Syrian President Bashar al-Assad has said he welcomes US President Barack Obama's moves towards dialogue and said he would like to see full diplomatic ties resumed, including having a US ambassador based in Damascus once more.
AFP - Syrian President Bashar al-Assad welcomed US President Barack Obama's moves towards dialogue and said he would like to see full diplomatic ties resumed, in an interview published Wednesday.
"We have the impression that this administration will be different and we have seen the signals. But we have to wait for the reality and the results," he told the Guardian newspaper.
The president said a visit to Damascus by a high-ranking US congressional delegation this week was "important" and a "good gesture," but said he hoped Washington would send an ambassador to cement these ties.
"An ambassador is important," he said.
Assad said he hoped Washington would act as the "main arbiter" in the Middle East peace process, saying: "There is no substitute for the United States."
But he warned that Syria was a key part of this: "We are a player in the region. If you want to talk about peace, you cannot advance without us."
Referring to Obama's call for countries to "unclench their fists," he said: "We never clenched our fist.
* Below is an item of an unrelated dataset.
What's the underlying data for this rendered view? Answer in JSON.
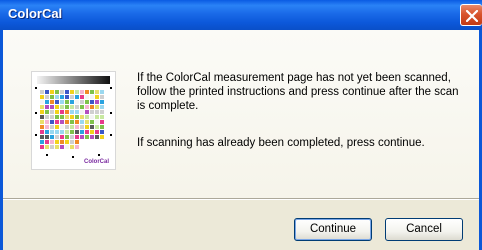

We still talked about peace even during the Israeli aggression in Gaza."
Assad returned to the international fold last year with a visit to Paris, and since then, relations with the international community have thawed, most notably with the United States since Obama's inauguration in January.
At the same time, Washington has stressed its support for the probe into the assassination of former Lebanese premier Rafiq Hariri, which has been widely blamed on the Syrian regime despite its denial of any involvement.
The United States also accuses Damascus of supporting "terrorist" groups such as Hezbollah and Hamas, of destabilising Lebanon and of allowing armed fighters to transit its territory to fight US-led forces in Iraq.
Date created : 2009-02-18